What this task involves: Reproduce the full listing below unchanged, apart from the pictures.

Information supplied:
▽

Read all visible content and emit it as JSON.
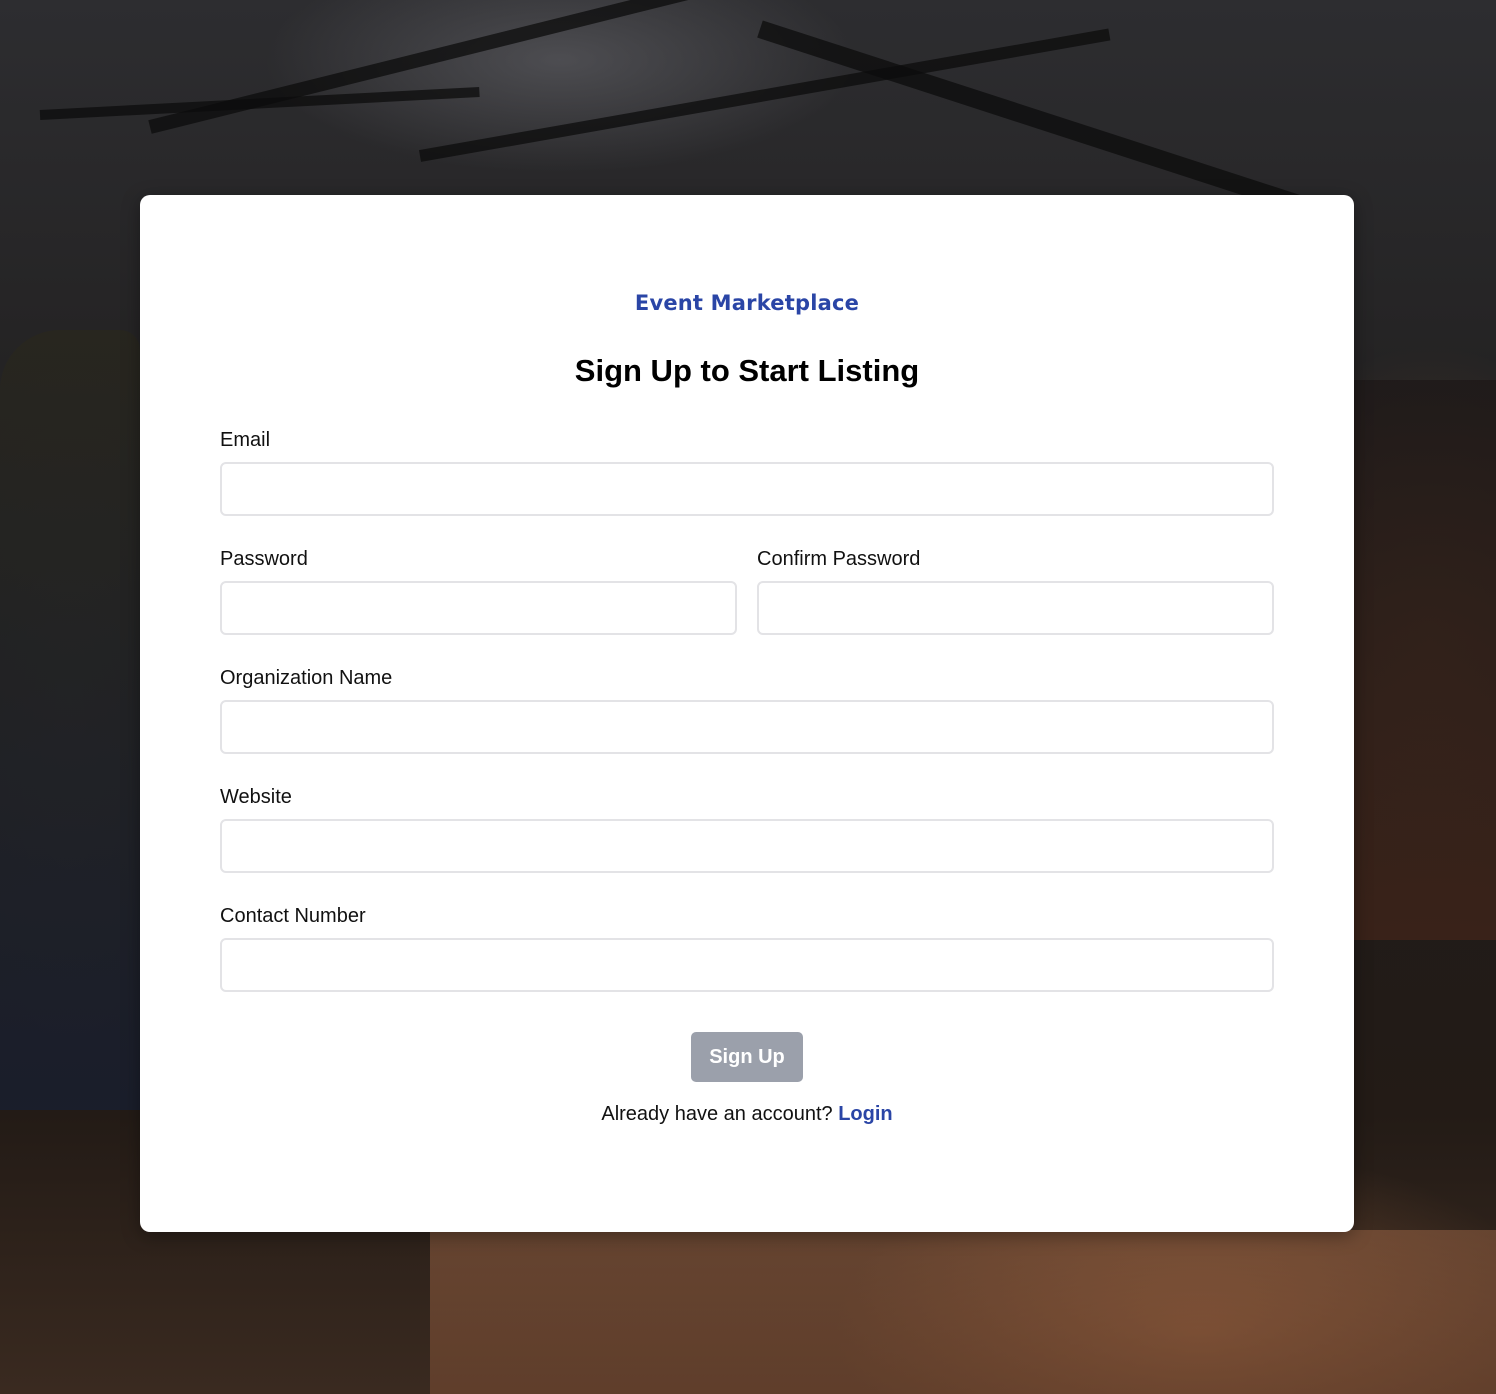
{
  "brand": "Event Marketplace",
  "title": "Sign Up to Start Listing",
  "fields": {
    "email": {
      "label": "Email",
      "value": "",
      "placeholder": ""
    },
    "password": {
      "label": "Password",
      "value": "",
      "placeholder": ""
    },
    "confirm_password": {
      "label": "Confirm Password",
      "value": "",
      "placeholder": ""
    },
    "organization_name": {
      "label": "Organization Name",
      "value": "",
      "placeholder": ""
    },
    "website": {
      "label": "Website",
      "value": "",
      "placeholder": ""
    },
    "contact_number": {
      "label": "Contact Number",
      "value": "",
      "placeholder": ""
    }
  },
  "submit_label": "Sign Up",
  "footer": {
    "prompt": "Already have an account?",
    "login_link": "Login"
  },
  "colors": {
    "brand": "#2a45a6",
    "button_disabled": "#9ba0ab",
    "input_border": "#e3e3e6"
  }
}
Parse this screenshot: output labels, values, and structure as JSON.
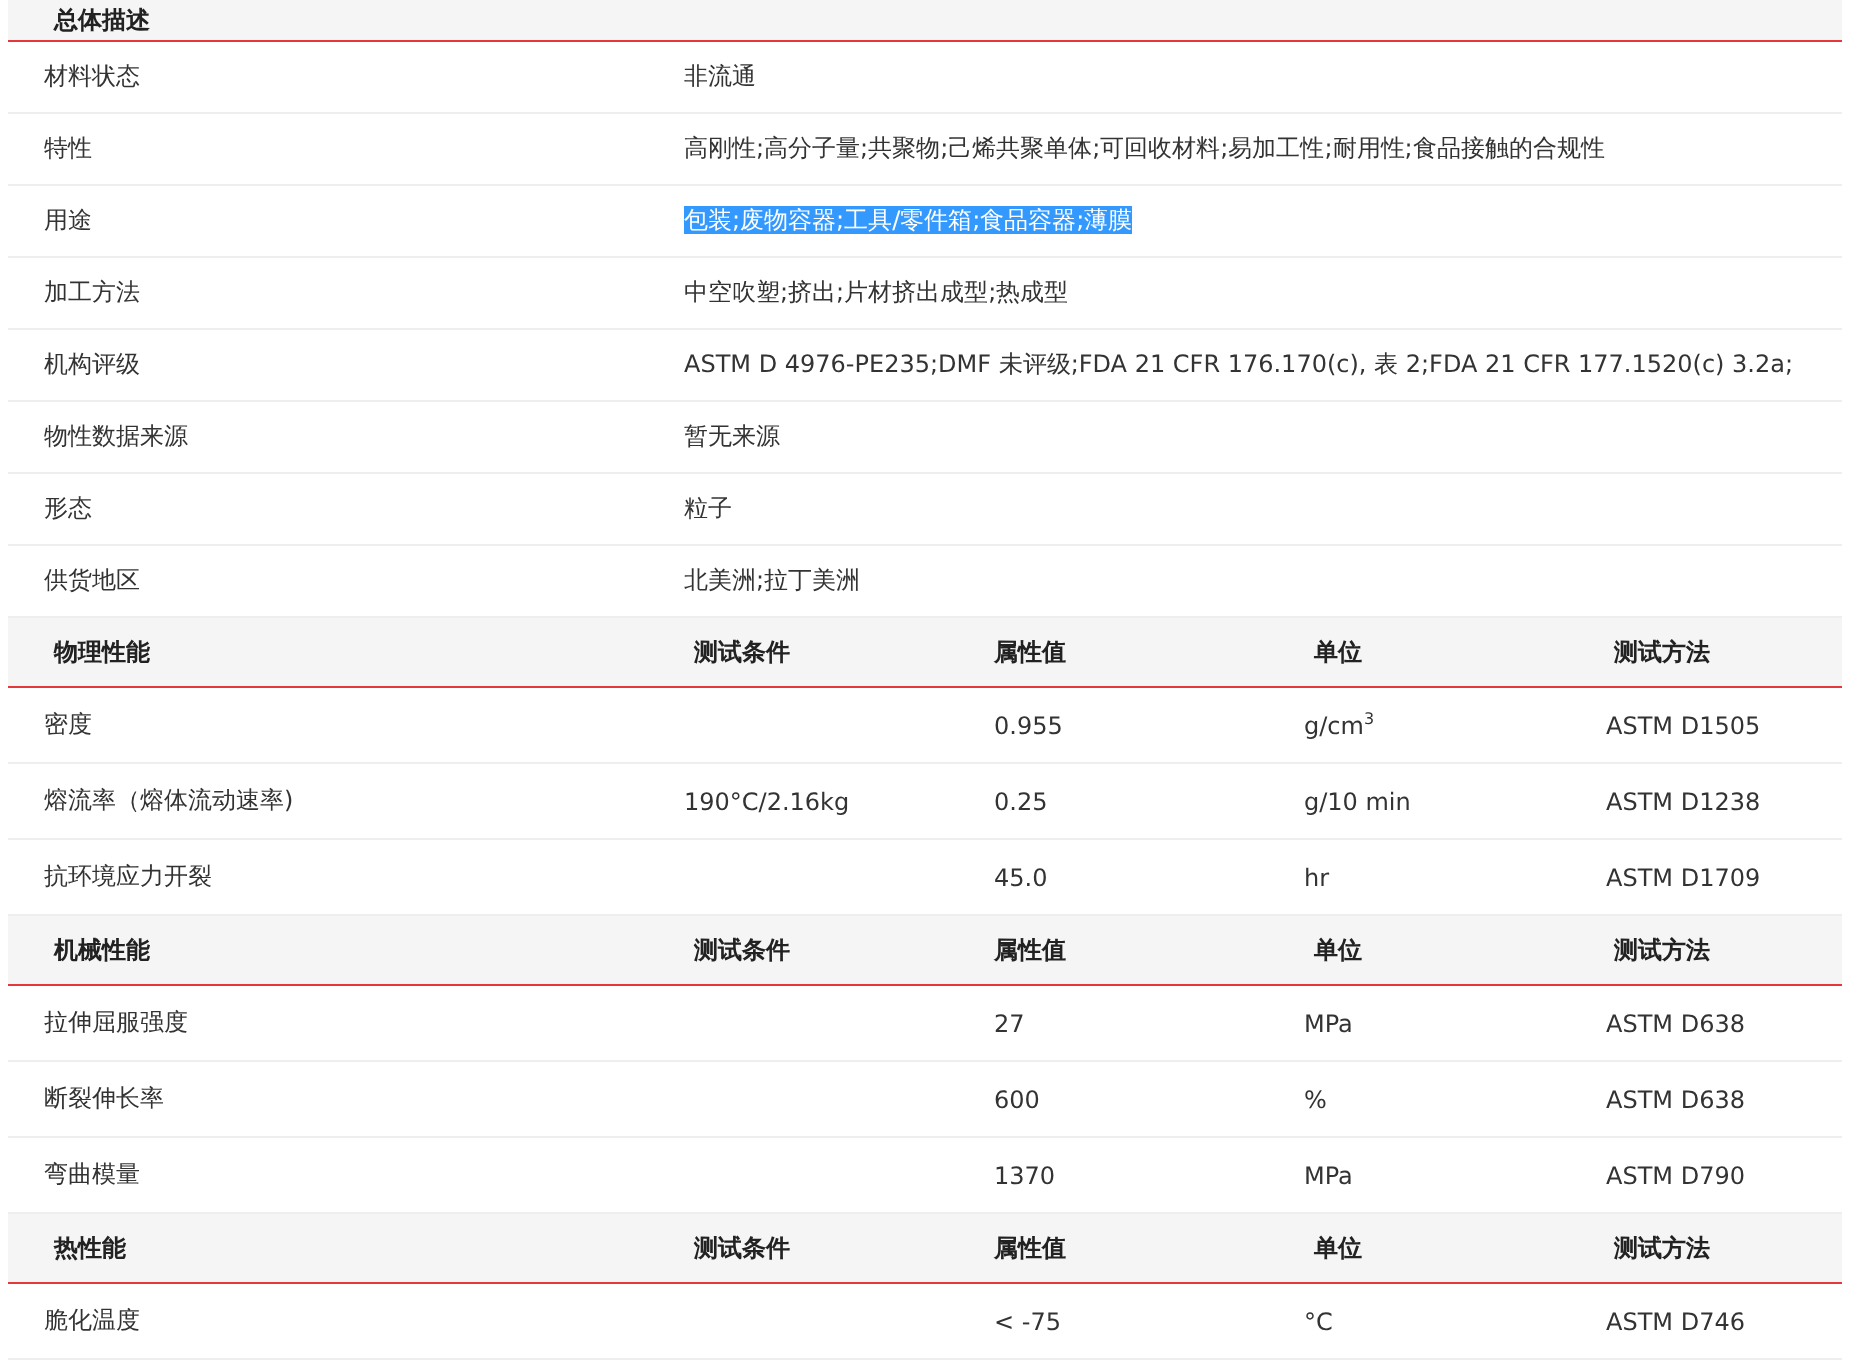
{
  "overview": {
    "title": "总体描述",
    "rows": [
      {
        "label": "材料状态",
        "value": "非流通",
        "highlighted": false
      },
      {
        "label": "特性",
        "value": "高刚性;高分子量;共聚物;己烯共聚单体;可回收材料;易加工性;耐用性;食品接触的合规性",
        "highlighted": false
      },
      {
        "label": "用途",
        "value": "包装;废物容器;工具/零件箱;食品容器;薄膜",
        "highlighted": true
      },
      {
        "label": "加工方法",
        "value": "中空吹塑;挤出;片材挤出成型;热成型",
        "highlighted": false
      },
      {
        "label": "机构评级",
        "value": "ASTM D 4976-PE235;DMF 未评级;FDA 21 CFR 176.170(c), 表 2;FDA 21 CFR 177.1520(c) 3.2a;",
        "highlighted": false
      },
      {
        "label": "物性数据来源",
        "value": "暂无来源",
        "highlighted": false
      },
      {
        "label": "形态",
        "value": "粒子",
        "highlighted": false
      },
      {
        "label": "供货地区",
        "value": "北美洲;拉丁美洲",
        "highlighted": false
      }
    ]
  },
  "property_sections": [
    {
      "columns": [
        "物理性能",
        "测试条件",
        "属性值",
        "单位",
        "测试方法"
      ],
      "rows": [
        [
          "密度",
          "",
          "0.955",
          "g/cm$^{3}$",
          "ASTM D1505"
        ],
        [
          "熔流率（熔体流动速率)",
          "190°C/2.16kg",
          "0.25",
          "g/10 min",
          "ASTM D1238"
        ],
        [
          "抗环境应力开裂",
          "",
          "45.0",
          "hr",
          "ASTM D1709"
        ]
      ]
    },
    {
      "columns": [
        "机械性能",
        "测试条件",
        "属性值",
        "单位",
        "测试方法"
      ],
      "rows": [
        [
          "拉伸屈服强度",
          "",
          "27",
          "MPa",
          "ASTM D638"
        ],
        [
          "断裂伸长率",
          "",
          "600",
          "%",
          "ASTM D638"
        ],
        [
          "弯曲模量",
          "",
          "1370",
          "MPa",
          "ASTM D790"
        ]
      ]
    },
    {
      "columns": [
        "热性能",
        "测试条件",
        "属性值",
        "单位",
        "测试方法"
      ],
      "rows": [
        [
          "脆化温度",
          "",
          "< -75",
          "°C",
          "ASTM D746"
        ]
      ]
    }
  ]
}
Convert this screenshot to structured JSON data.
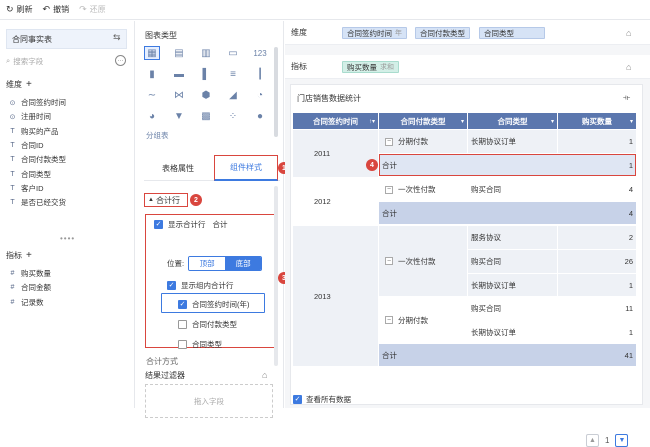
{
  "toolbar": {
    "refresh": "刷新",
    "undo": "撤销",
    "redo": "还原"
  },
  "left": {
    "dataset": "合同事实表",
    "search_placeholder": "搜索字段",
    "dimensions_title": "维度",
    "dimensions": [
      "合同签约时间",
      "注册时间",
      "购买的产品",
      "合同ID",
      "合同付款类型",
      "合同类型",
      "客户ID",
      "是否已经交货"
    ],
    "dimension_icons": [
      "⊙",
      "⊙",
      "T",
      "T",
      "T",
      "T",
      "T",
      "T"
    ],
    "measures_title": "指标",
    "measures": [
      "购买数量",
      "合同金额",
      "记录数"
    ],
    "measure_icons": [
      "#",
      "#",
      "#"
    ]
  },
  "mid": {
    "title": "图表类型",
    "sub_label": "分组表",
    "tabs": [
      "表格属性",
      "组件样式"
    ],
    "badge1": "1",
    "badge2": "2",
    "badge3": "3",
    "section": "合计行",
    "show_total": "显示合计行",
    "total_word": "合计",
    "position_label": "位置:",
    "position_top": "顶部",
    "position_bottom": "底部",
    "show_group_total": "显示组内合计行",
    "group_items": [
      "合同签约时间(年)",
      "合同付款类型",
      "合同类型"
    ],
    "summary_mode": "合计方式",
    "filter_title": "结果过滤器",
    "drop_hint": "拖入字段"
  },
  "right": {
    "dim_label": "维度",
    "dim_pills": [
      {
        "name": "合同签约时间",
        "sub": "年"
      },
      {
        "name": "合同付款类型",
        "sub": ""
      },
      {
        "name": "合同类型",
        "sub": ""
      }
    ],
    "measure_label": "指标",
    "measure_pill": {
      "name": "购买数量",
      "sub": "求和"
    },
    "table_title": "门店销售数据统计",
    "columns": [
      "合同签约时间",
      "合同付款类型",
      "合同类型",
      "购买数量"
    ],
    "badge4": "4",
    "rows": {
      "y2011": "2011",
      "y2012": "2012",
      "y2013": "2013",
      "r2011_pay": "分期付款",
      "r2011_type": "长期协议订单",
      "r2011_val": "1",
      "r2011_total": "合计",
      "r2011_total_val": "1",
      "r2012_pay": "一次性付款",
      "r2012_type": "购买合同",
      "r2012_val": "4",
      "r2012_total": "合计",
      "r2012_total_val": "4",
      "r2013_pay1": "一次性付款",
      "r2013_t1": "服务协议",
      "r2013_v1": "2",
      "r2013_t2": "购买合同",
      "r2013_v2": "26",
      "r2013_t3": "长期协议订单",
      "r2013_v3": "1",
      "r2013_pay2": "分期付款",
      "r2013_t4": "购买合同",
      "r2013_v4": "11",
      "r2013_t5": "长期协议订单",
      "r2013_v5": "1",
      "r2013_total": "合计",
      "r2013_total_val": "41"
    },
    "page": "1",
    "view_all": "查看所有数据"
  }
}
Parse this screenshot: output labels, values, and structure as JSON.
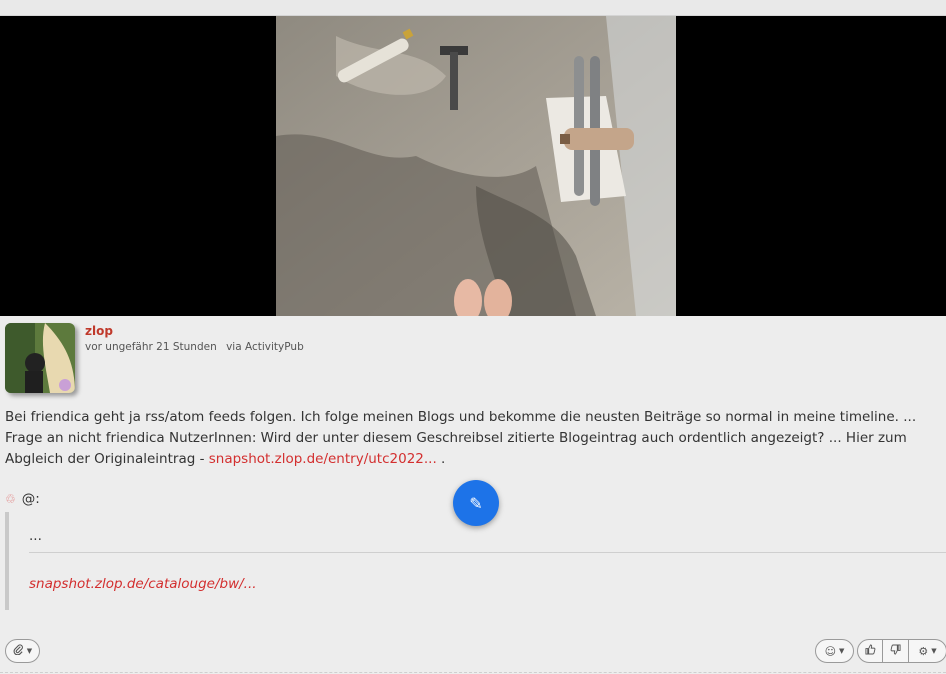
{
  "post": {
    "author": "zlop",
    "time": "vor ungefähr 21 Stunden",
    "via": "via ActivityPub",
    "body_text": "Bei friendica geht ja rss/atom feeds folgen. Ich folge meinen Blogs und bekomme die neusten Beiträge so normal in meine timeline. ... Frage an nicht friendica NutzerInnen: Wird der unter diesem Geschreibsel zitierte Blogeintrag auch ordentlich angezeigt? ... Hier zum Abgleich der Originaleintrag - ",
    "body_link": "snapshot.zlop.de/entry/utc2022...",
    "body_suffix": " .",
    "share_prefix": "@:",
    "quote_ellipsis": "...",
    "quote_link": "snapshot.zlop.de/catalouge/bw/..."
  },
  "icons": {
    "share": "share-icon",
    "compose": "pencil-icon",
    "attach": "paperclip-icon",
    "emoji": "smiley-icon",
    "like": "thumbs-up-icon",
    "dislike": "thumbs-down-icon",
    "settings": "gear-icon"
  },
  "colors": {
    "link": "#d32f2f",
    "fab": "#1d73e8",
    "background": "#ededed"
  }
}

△

Written answer:
Read all visible content and emit it as JSON.
{
  "brand": "Event Marketplace",
  "title": "Sign Up to Start Listing",
  "fields": {
    "email": {
      "label": "Email",
      "value": "",
      "placeholder": ""
    },
    "password": {
      "label": "Password",
      "value": "",
      "placeholder": ""
    },
    "confirm_password": {
      "label": "Confirm Password",
      "value": "",
      "placeholder": ""
    },
    "organization_name": {
      "label": "Organization Name",
      "value": "",
      "placeholder": ""
    },
    "website": {
      "label": "Website",
      "value": "",
      "placeholder": ""
    },
    "contact_number": {
      "label": "Contact Number",
      "value": "",
      "placeholder": ""
    }
  },
  "submit_label": "Sign Up",
  "footer": {
    "prompt": "Already have an account?",
    "login_link": "Login"
  },
  "colors": {
    "brand": "#2a45a6",
    "button_disabled": "#9ba0ab",
    "input_border": "#e3e3e6"
  }
}
Parse this screenshot: output labels, values, and structure as JSON.
{
  "overview": {
    "title": "总体描述",
    "rows": [
      {
        "label": "材料状态",
        "value": "非流通",
        "highlighted": false
      },
      {
        "label": "特性",
        "value": "高刚性;高分子量;共聚物;己烯共聚单体;可回收材料;易加工性;耐用性;食品接触的合规性",
        "highlighted": false
      },
      {
        "label": "用途",
        "value": "包装;废物容器;工具/零件箱;食品容器;薄膜",
        "highlighted": true
      },
      {
        "label": "加工方法",
        "value": "中空吹塑;挤出;片材挤出成型;热成型",
        "highlighted": false
      },
      {
        "label": "机构评级",
        "value": "ASTM D 4976-PE235;DMF 未评级;FDA 21 CFR 176.170(c), 表 2;FDA 21 CFR 177.1520(c) 3.2a;",
        "highlighted": false
      },
      {
        "label": "物性数据来源",
        "value": "暂无来源",
        "highlighted": false
      },
      {
        "label": "形态",
        "value": "粒子",
        "highlighted": false
      },
      {
        "label": "供货地区",
        "value": "北美洲;拉丁美洲",
        "highlighted": false
      }
    ]
  },
  "property_sections": [
    {
      "columns": [
        "物理性能",
        "测试条件",
        "属性值",
        "单位",
        "测试方法"
      ],
      "rows": [
        [
          "密度",
          "",
          "0.955",
          "g/cm$^{3}$",
          "ASTM D1505"
        ],
        [
          "熔流率（熔体流动速率)",
          "190°C/2.16kg",
          "0.25",
          "g/10 min",
          "ASTM D1238"
        ],
        [
          "抗环境应力开裂",
          "",
          "45.0",
          "hr",
          "ASTM D1709"
        ]
      ]
    },
    {
      "columns": [
        "机械性能",
        "测试条件",
        "属性值",
        "单位",
        "测试方法"
      ],
      "rows": [
        [
          "拉伸屈服强度",
          "",
          "27",
          "MPa",
          "ASTM D638"
        ],
        [
          "断裂伸长率",
          "",
          "600",
          "%",
          "ASTM D638"
        ],
        [
          "弯曲模量",
          "",
          "1370",
          "MPa",
          "ASTM D790"
        ]
      ]
    },
    {
      "columns": [
        "热性能",
        "测试条件",
        "属性值",
        "单位",
        "测试方法"
      ],
      "rows": [
        [
          "脆化温度",
          "",
          "< -75",
          "°C",
          "ASTM D746"
        ]
      ]
    }
  ]
}
Convert this screenshot to structured JSON data.
{
  "toolbar": {
    "refresh": "刷新",
    "undo": "撤销",
    "redo": "还原"
  },
  "left": {
    "dataset": "合同事实表",
    "search_placeholder": "搜索字段",
    "dimensions_title": "维度",
    "dimensions": [
      "合同签约时间",
      "注册时间",
      "购买的产品",
      "合同ID",
      "合同付款类型",
      "合同类型",
      "客户ID",
      "是否已经交货"
    ],
    "dimension_icons": [
      "⊙",
      "⊙",
      "T",
      "T",
      "T",
      "T",
      "T",
      "T"
    ],
    "measures_title": "指标",
    "measures": [
      "购买数量",
      "合同金额",
      "记录数"
    ],
    "measure_icons": [
      "#",
      "#",
      "#"
    ]
  },
  "mid": {
    "title": "图表类型",
    "sub_label": "分组表",
    "tabs": [
      "表格属性",
      "组件样式"
    ],
    "badge1": "1",
    "badge2": "2",
    "badge3": "3",
    "section": "合计行",
    "show_total": "显示合计行",
    "total_word": "合计",
    "position_label": "位置:",
    "position_top": "顶部",
    "position_bottom": "底部",
    "show_group_total": "显示组内合计行",
    "group_items": [
      "合同签约时间(年)",
      "合同付款类型",
      "合同类型"
    ],
    "summary_mode": "合计方式",
    "filter_title": "结果过滤器",
    "drop_hint": "拖入字段"
  },
  "right": {
    "dim_label": "维度",
    "dim_pills": [
      {
        "name": "合同签约时间",
        "sub": "年"
      },
      {
        "name": "合同付款类型",
        "sub": ""
      },
      {
        "name": "合同类型",
        "sub": ""
      }
    ],
    "measure_label": "指标",
    "measure_pill": {
      "name": "购买数量",
      "sub": "求和"
    },
    "table_title": "门店销售数据统计",
    "columns": [
      "合同签约时间",
      "合同付款类型",
      "合同类型",
      "购买数量"
    ],
    "badge4": "4",
    "rows": {
      "y2011": "2011",
      "y2012": "2012",
      "y2013": "2013",
      "r2011_pay": "分期付款",
      "r2011_type": "长期协议订单",
      "r2011_val": "1",
      "r2011_total": "合计",
      "r2011_total_val": "1",
      "r2012_pay": "一次性付款",
      "r2012_type": "购买合同",
      "r2012_val": "4",
      "r2012_total": "合计",
      "r2012_total_val": "4",
      "r2013_pay1": "一次性付款",
      "r2013_t1": "服务协议",
      "r2013_v1": "2",
      "r2013_t2": "购买合同",
      "r2013_v2": "26",
      "r2013_t3": "长期协议订单",
      "r2013_v3": "1",
      "r2013_pay2": "分期付款",
      "r2013_t4": "购买合同",
      "r2013_v4": "11",
      "r2013_t5": "长期协议订单",
      "r2013_v5": "1",
      "r2013_total": "合计",
      "r2013_total_val": "41"
    },
    "page": "1",
    "view_all": "查看所有数据"
  }
}
Parse this screenshot: output labels, values, and structure as JSON.
{
  "post": {
    "author": "zlop",
    "time": "vor ungefähr 21 Stunden",
    "via": "via ActivityPub",
    "body_text": "Bei friendica geht ja rss/atom feeds folgen. Ich folge meinen Blogs und bekomme die neusten Beiträge so normal in meine timeline. ... Frage an nicht friendica NutzerInnen: Wird der unter diesem Geschreibsel zitierte Blogeintrag auch ordentlich angezeigt? ... Hier zum Abgleich der Originaleintrag - ",
    "body_link": "snapshot.zlop.de/entry/utc2022...",
    "body_suffix": " .",
    "share_prefix": "@:",
    "quote_ellipsis": "...",
    "quote_link": "snapshot.zlop.de/catalouge/bw/..."
  },
  "icons": {
    "share": "share-icon",
    "compose": "pencil-icon",
    "attach": "paperclip-icon",
    "emoji": "smiley-icon",
    "like": "thumbs-up-icon",
    "dislike": "thumbs-down-icon",
    "settings": "gear-icon"
  },
  "colors": {
    "link": "#d32f2f",
    "fab": "#1d73e8",
    "background": "#ededed"
  }
}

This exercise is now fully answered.